Removing the source of danger would make it statistically safer. To give you an idea about how much that change is needed, which of the following would you volunteer for on the sole basis of which is less dangerous? Soldier in Afghanistan during the Canadian mission there, or a road user back home. Most people would think that the latter is better but apparently, the number of deaths each year is about 3000. Over the entire CAF mission to Afghanistan, 159 soliders died, since 2002. An average of 12.23 deaths per year. 27 of those weren't caused by an enemy. We consider that honourable (as we should), but pay very little attention to the enormous number of road fatalities back home. Every day on average 8.2 occur every single day by road death in Canada. Const Daniel Woodall's funeral and death was one of the most reported about in the year as just another example of where scary forms of death, gunshot, is considered more dangerous than the other things we have. Cars. And trucks too. A helmet makes no difference in reducing the number of collisions that happen.  I recommend watching this video, by the guy from Copenhaganize, Mikael Anderson.

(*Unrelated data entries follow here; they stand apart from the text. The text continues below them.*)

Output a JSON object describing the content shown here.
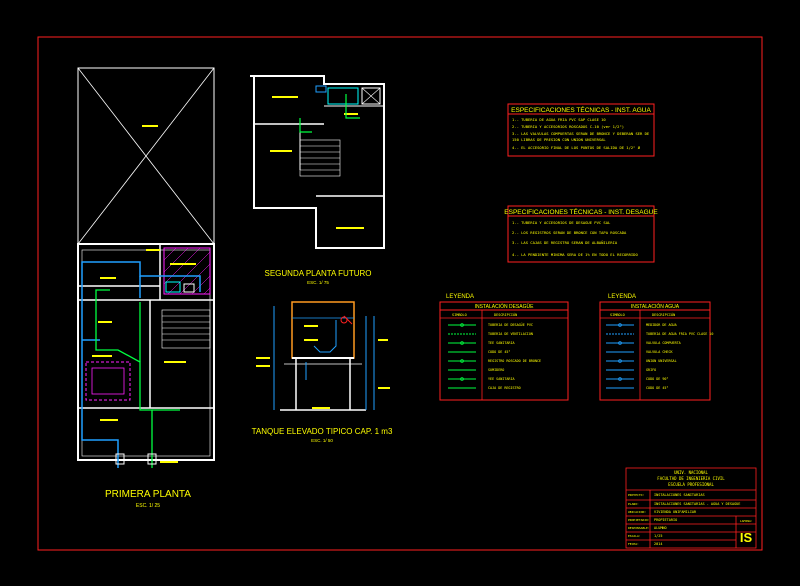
{
  "colors": {
    "background": "#000000",
    "frame": "#ff2020",
    "wall": "#ffffff",
    "text": "#ffff00",
    "water": "#20a0ff",
    "drain": "#00ff40",
    "hatch": "#ff20ff",
    "cyan": "#00ffff"
  },
  "plans": {
    "primera": {
      "title": "PRIMERA PLANTA",
      "scale": "ESC. 1/ 25"
    },
    "segunda": {
      "title": "SEGUNDA PLANTA FUTURO",
      "scale": "ESC. 1/ 75"
    },
    "tanque": {
      "title": "TANQUE ELEVADO TIPICO CAP. 1 m3",
      "scale": "ESC. 1/ 50"
    }
  },
  "spec_agua": {
    "title": "ESPECIFICACIONES TÉCNICAS - INST. AGUA",
    "lines": [
      "1.- TUBERIA DE AGUA FRIA PVC SAP CLASE 10",
      "2.- TUBERIA Y ACCESORIOS ROSCADOS C-10 (ver 1/2\")",
      "3.- LAS VALVULAS COMPUERTAS SERAN DE BRONCE Y DEBERAN SER DE",
      "    150 LIBRAS DE PRESION CON UNION UNIVERSAL",
      "4.- EL ACCESORIO FINAL DE LOS PUNTOS DE SALIDA DE 1/2\" Ø"
    ]
  },
  "spec_desague": {
    "title": "ESPECIFICACIONES TÉCNICAS - INST. DESAGUE",
    "lines": [
      "1.- TUBERIA Y ACCESORIOS DE DESAGUE PVC SAL",
      "2.- LOS REGISTROS SERAN DE BRONCE CON TAPA ROSCADA",
      "3.- LAS CAJAS DE REGISTRO SERAN DE ALBAÑILERIA",
      "4.- LA PENDIENTE MINIMA SERA DE 1% EN TODO EL RECORRIDO"
    ]
  },
  "leyenda_desague": {
    "heading": "LEYENDA",
    "title": "INSTALACIÓN DESAGÜE",
    "col_symbol": "SIMBOLO",
    "col_desc": "DESCRIPCIÓN",
    "items": [
      "TUBERIA DE DESAGÜE PVC",
      "TUBERIA DE VENTILACION",
      "TEE SANITARIA",
      "CODO DE 45°",
      "REGISTRO ROSCADO DE BRONCE",
      "SUMIDERO",
      "YEE SANITARIA",
      "CAJA DE REGISTRO"
    ]
  },
  "leyenda_agua": {
    "heading": "LEYENDA",
    "title": "INSTALACIÓN AGUA",
    "col_symbol": "SIMBOLO",
    "col_desc": "DESCRIPCIÓN",
    "items": [
      "MEDIDOR DE AGUA",
      "TUBERIA DE AGUA FRIA PVC CLASE 10",
      "VALVULA COMPUERTA",
      "VALVULA CHECK",
      "UNION UNIVERSAL",
      "GRIFO",
      "CODO DE 90°",
      "CODO DE 45°"
    ]
  },
  "title_block": {
    "header1": "UNIV. NACIONAL",
    "header2": "FACULTAD DE INGENIERIA CIVIL",
    "header3": "ESCUELA PROFESIONAL",
    "row_proyecto_label": "PROYECTO:",
    "row_proyecto": "INSTALACIONES SANITARIAS",
    "row_plano_label": "PLANO:",
    "row_plano": "INSTALACIONES SANITARIAS - AGUA Y DESAGUE",
    "row_ubic_label": "UBICACION:",
    "row_ubic": "VIVIENDA UNIFAMILIAR",
    "row_prop_label": "PROPIETARIO:",
    "row_prop": "PROPIETARIO",
    "row_resp_label": "RESPONSABLE:",
    "row_resp": "ALUMNO",
    "row_escala_label": "ESCALA:",
    "row_escala": "1/25",
    "row_fecha_label": "FECHA:",
    "row_fecha": "2014",
    "lamina_label": "LAMINA:",
    "lamina_code": "IS"
  }
}
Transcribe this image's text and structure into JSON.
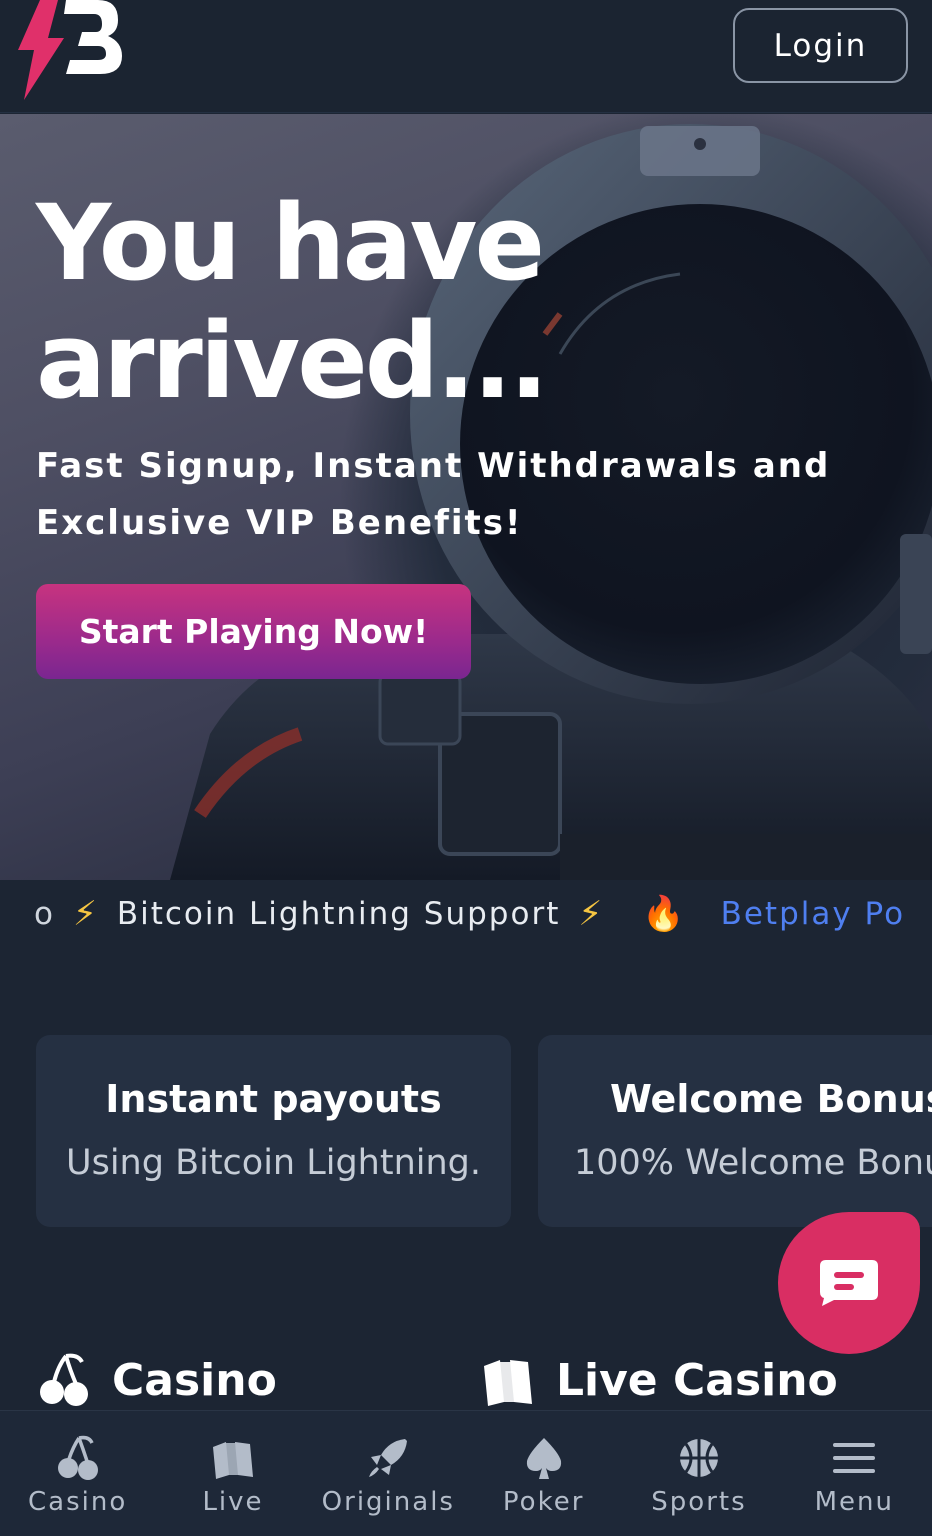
{
  "header": {
    "logo_icon": "betplay-lightning-b-logo",
    "login_label": "Login"
  },
  "hero": {
    "title": "You have arrived...",
    "subtitle": "Fast Signup, Instant Withdrawals and Exclusive VIP Benefits!",
    "cta_label": "Start Playing Now!",
    "background": "astronaut-helmet-illustration"
  },
  "ticker": {
    "fragment": "o",
    "item_text": "Bitcoin Lightning Support",
    "next_text": "Betplay Po",
    "bolt_icon": "lightning-emoji",
    "fire_icon": "fire-emoji",
    "link_color": "#4f7ff0"
  },
  "features": [
    {
      "title": "Instant payouts",
      "text": "Using Bitcoin Lightning."
    },
    {
      "title": "Welcome Bonus",
      "text": "100% Welcome Bonu"
    }
  ],
  "chat": {
    "icon": "chat-bubble-icon",
    "color": "#d92e63"
  },
  "sections": {
    "casino": {
      "label": "Casino",
      "icon": "cherries-icon"
    },
    "live": {
      "label": "Live Casino",
      "icon": "cards-icon"
    }
  },
  "bottom_nav": [
    {
      "label": "Casino",
      "icon": "cherries-icon"
    },
    {
      "label": "Live",
      "icon": "cards-icon"
    },
    {
      "label": "Originals",
      "icon": "rocket-icon"
    },
    {
      "label": "Poker",
      "icon": "spade-icon"
    },
    {
      "label": "Sports",
      "icon": "basketball-icon"
    },
    {
      "label": "Menu",
      "icon": "hamburger-icon"
    }
  ],
  "colors": {
    "background": "#1c2533",
    "card": "#253042",
    "cta_top": "#c7337f",
    "cta_bottom": "#7a2690",
    "brand_pink": "#d92e63"
  }
}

We scare people by encouraging and especially requiring helmets to be worn when cycling. Removing that fear about riding without a helmet is going to take time, it needs changing of laws, it needs changing of policies, and especially, building safe roads and fietspads for cycling, but the most basic thing we can start with in this regard is removing the legal obligation if you do have laws in your community or government and repealing policies aimed at promoting cycling helmets, and especially not permitting policies by government organizations like the health department, cycling guides put out by cities and towns, and when governments make artists renderings or are picking photos to use when showing cyclists, show those without helmets. It makes a huge difference. It is beginning to go away in some areas, when I visited Vancouver this year (I really wished I bikes around, but parents ever fearful of strangers and traffic, wouldn't let me go when I was feeling fine and I got sick on the days when my parents were ready to ride with me), and took a look at Burrard St and Cornwall Avenue, and I saw with my own eyes the closest North America or any place outside of Central/Northern Europe a protected intersection with very nearly all the details right. A minor issue with where a single stopping bar was placed and the lack of a corner refuge curbed island in one corner, but it felt genuinely safe to walk around, I didn't need to check for cars, as they were held by a red signal and it was obeyed, cyclists and separated in space, with marked crossings for pedestrians. And a good sign was that at least something like 20% of people were without helmets, maybe over 50%, and the police weren't too worried. They have a helmet law affecting adults and children too. Good progress, let's keep it up around the world!